        …and as for Helen Razer, she bullied Stephen Berkoff on her radio show and got sacked from ABC….


    • doug quixote February 25, 2014 at 12:42 am #

      No, they are trolls. It should be impossible to be bullied online. You should ignore them and “reply” only to someone who is a human being. You can reply obliquely in that way, whilst depriving them of oxygen.

      I have tried fighting fire with fire, and out-fighting them; it works with some, but others who come in late to see the stoush will be unimpressed with you as well.

      If you argue with idiots, the onlookers may be unable to tell the difference. 🙂


      • zerograv1 February 27, 2014 at 8:01 am #

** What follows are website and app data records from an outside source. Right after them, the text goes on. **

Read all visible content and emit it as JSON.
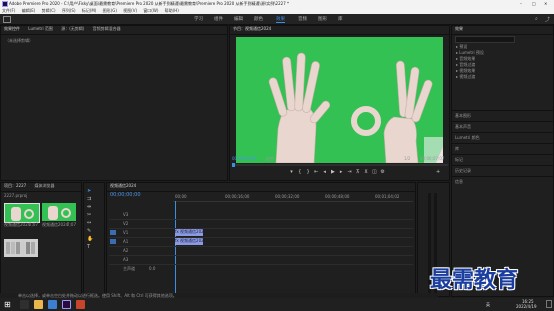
{
  "app": {
    "title": "Adobe Premiere Pro 2020 - C:\\用户\\Fisky\\桌面\\最需教育\\Premiere Pro 2020 从新手到精通\\最需教育\\Premiere Pro 2020 从新手到精通\\源\\实例\\2227 *",
    "window_controls": [
      "–",
      "□",
      "✕"
    ]
  },
  "menu": [
    "文件(F)",
    "编辑(E)",
    "剪辑(C)",
    "序列(S)",
    "标记(M)",
    "图形(G)",
    "视图(V)",
    "窗口(W)",
    "帮助(H)"
  ],
  "workspaces": [
    "学习",
    "组件",
    "编辑",
    "颜色",
    "效果",
    "音频",
    "图形",
    "库"
  ],
  "active_workspace": "效果",
  "source_panel": {
    "tabs": [
      "效果控件",
      "Lumetri 范围",
      "源：(无剪辑)",
      "音频剪辑混合器"
    ],
    "placeholder": "（未选择剪辑）"
  },
  "program_panel": {
    "title": "节目：视频通信2024",
    "timecode_left": "00;00;00;00",
    "fit": "适合",
    "quality": "1/2",
    "timecode_right": "00;00;07;07"
  },
  "effects_panel": {
    "title": "效果",
    "items": [
      "预设",
      "Lumetri 预设",
      "音频效果",
      "音频过渡",
      "视频效果",
      "视频过渡"
    ],
    "sections": [
      "基本图形",
      "基本声音",
      "Lumetri 颜色",
      "库",
      "标记",
      "历史记录",
      "信息"
    ]
  },
  "project_panel": {
    "tabs": [
      "项目：2227",
      "媒体浏览器"
    ],
    "file": "2227.prproj",
    "clips": [
      {
        "name": "视频通信2024",
        "duration": "7;07"
      },
      {
        "name": "视频通信2024",
        "duration": "7;07"
      },
      {
        "name": "",
        "duration": ""
      }
    ]
  },
  "timeline": {
    "tab": "视频通信2024",
    "timecode": "00;00;00;00",
    "ruler": [
      "00;00",
      "00;00;16;00",
      "00;00;32;00",
      "00;00;48;00",
      "00;01;04;02"
    ],
    "video_tracks": [
      "V3",
      "V2",
      "V1"
    ],
    "audio_tracks": [
      "A1",
      "A2",
      "A3"
    ],
    "master": "主声道",
    "master_value": "0.0",
    "clip_video": "fx 视频通信2024",
    "clip_audio": "fx 视频通信2024"
  },
  "status_bar": "单击以选择，或单击空白处并拖动以进行框选。使用 Shift、Alt 和 Ctrl 可获得其他选项。",
  "watermark": "最需教育",
  "taskbar": {
    "time": "16:25",
    "date": "2022/4/19",
    "lang": "英"
  },
  "colors": {
    "accent": "#3a8ee6",
    "green_screen": "#33c153",
    "clip_blue": "#8b9be0",
    "watermark_blue": "#1a3d9e"
  }
}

        DQ you are quite correct, throwing petrol on the escalating and troll baited fire-y debate wont disabuse them since although some are genuinely seeking a debate on differing viewpoints others are just childish s**t-stirrers thriving on the reaction they get. I don’t mind a debate as you know and will pull some one up on it I feel they are resorting to personal abuse in order to save themselves when losing the argument….Im quick to pounce on that and try to steer the discussion back to the points at hand. That’s the benefit of NPFsheep really, not everyone co-aligns with a viewpoint but if that means new viewpoints or food for thought are offered we are saved from the torture of mindless aligned groupthink even all these years past 1984


  6. fivefrogsblog February 18, 2014 at 7:47 am #

    Well said J. And besides, it takes 5 minutes to set up a fake email & troll using it sp what’s the point of demanding “real” names?



  7. doug quixote February 18, 2014 at 9:42 pm #

    “WHAT KIND OF WORLD threatens the freedom of average thinkers to say unsurprising things?

    Not this one. Wish it fucking would.”

    (Helen Razer)

    I don’t always see eye to eye with Helen, but this time she has the right of it.

    If dear reader you have got this far without clicking on Jennifer’s second link, go back to it at once!


Leave a Reply

Fill in your details below or click an icon to log in:

WordPress.com Logo

You are commenting using your WordPress.com account. Log Out /  Change )

Facebook photo

You are commenting using your Facebook account. Log Out /  Change )

Connecting to %s

This site uses Akismet to reduce spam. Learn how your comment data is processed.

%d bloggers like this: